**Work order**
Below are some records; return each one exactly.

┌────────

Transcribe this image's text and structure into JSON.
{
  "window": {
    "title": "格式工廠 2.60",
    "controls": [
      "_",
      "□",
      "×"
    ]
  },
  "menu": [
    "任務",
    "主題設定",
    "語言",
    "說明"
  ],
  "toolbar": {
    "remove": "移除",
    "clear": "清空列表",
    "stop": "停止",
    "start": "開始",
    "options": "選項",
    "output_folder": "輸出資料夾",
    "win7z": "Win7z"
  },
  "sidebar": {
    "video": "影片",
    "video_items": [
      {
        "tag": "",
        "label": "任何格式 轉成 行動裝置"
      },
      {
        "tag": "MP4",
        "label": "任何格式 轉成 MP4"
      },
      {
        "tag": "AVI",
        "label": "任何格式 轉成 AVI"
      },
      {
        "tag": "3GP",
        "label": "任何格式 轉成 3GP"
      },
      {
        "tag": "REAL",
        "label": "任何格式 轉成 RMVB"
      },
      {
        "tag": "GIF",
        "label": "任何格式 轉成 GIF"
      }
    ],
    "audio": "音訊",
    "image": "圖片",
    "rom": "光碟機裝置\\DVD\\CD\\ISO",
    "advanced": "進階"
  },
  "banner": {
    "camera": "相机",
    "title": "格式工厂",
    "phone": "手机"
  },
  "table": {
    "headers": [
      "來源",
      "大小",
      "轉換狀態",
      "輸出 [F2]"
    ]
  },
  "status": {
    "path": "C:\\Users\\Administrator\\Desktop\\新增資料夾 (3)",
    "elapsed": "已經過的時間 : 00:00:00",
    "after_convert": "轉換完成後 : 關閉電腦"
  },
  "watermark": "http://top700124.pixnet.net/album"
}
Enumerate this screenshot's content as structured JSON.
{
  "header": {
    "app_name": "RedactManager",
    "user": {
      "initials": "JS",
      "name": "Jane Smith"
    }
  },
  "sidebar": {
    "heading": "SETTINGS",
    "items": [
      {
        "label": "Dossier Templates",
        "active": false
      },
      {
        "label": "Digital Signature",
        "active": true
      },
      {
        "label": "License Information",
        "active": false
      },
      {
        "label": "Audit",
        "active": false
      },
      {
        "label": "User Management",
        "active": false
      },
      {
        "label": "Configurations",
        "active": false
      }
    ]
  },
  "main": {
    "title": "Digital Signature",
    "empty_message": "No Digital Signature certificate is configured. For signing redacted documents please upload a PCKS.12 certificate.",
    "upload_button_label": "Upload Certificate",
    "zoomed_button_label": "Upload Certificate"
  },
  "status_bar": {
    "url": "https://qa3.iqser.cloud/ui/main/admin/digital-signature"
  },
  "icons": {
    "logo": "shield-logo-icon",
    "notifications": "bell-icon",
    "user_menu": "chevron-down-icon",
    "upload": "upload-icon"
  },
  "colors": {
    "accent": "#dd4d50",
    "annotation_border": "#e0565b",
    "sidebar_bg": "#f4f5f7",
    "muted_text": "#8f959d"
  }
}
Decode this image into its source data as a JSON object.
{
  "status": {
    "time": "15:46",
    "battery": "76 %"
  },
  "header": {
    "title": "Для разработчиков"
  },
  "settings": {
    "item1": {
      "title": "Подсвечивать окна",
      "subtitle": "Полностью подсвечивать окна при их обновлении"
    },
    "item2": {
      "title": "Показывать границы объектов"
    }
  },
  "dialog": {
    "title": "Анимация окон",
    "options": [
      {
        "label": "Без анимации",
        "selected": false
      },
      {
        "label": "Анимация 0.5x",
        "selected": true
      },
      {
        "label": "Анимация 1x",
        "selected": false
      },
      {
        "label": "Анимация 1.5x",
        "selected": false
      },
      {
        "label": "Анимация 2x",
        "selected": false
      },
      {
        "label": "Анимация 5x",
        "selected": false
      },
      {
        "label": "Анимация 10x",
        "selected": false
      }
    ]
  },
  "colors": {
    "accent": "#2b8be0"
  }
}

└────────

**Problem solution**
Transcribe this image's text and structure into JSON.
{
  "window": {
    "title": "格式工廠 2.60",
    "controls": [
      "_",
      "□",
      "×"
    ]
  },
  "menu": [
    "任務",
    "主題設定",
    "語言",
    "說明"
  ],
  "toolbar": {
    "remove": "移除",
    "clear": "清空列表",
    "stop": "停止",
    "start": "開始",
    "options": "選項",
    "output_folder": "輸出資料夾",
    "win7z": "Win7z"
  },
  "sidebar": {
    "video": "影片",
    "video_items": [
      {
        "tag": "",
        "label": "任何格式 轉成 行動裝置"
      },
      {
        "tag": "MP4",
        "label": "任何格式 轉成 MP4"
      },
      {
        "tag": "AVI",
        "label": "任何格式 轉成 AVI"
      },
      {
        "tag": "3GP",
        "label": "任何格式 轉成 3GP"
      },
      {
        "tag": "REAL",
        "label": "任何格式 轉成 RMVB"
      },
      {
        "tag": "GIF",
        "label": "任何格式 轉成 GIF"
      }
    ],
    "audio": "音訊",
    "image": "圖片",
    "rom": "光碟機裝置\\DVD\\CD\\ISO",
    "advanced": "進階"
  },
  "banner": {
    "camera": "相机",
    "title": "格式工厂",
    "phone": "手机"
  },
  "table": {
    "headers": [
      "來源",
      "大小",
      "轉換狀態",
      "輸出 [F2]"
    ]
  },
  "status": {
    "path": "C:\\Users\\Administrator\\Desktop\\新增資料夾 (3)",
    "elapsed": "已經過的時間 : 00:00:00",
    "after_convert": "轉換完成後 : 關閉電腦"
  },
  "watermark": "http://top700124.pixnet.net/album"
}
Enumerate this screenshot's content as structured JSON.
{
  "header": {
    "app_name": "RedactManager",
    "user": {
      "initials": "JS",
      "name": "Jane Smith"
    }
  },
  "sidebar": {
    "heading": "SETTINGS",
    "items": [
      {
        "label": "Dossier Templates",
        "active": false
      },
      {
        "label": "Digital Signature",
        "active": true
      },
      {
        "label": "License Information",
        "active": false
      },
      {
        "label": "Audit",
        "active": false
      },
      {
        "label": "User Management",
        "active": false
      },
      {
        "label": "Configurations",
        "active": false
      }
    ]
  },
  "main": {
    "title": "Digital Signature",
    "empty_message": "No Digital Signature certificate is configured. For signing redacted documents please upload a PCKS.12 certificate.",
    "upload_button_label": "Upload Certificate",
    "zoomed_button_label": "Upload Certificate"
  },
  "status_bar": {
    "url": "https://qa3.iqser.cloud/ui/main/admin/digital-signature"
  },
  "icons": {
    "logo": "shield-logo-icon",
    "notifications": "bell-icon",
    "user_menu": "chevron-down-icon",
    "upload": "upload-icon"
  },
  "colors": {
    "accent": "#dd4d50",
    "annotation_border": "#e0565b",
    "sidebar_bg": "#f4f5f7",
    "muted_text": "#8f959d"
  }
}
Decode this image into its source data as a JSON object.
{
  "status": {
    "time": "15:46",
    "battery": "76 %"
  },
  "header": {
    "title": "Для разработчиков"
  },
  "settings": {
    "item1": {
      "title": "Подсвечивать окна",
      "subtitle": "Полностью подсвечивать окна при их обновлении"
    },
    "item2": {
      "title": "Показывать границы объектов"
    }
  },
  "dialog": {
    "title": "Анимация окон",
    "options": [
      {
        "label": "Без анимации",
        "selected": false
      },
      {
        "label": "Анимация 0.5x",
        "selected": true
      },
      {
        "label": "Анимация 1x",
        "selected": false
      },
      {
        "label": "Анимация 1.5x",
        "selected": false
      },
      {
        "label": "Анимация 2x",
        "selected": false
      },
      {
        "label": "Анимация 5x",
        "selected": false
      },
      {
        "label": "Анимация 10x",
        "selected": false
      }
    ]
  },
  "colors": {
    "accent": "#2b8be0"
  }
}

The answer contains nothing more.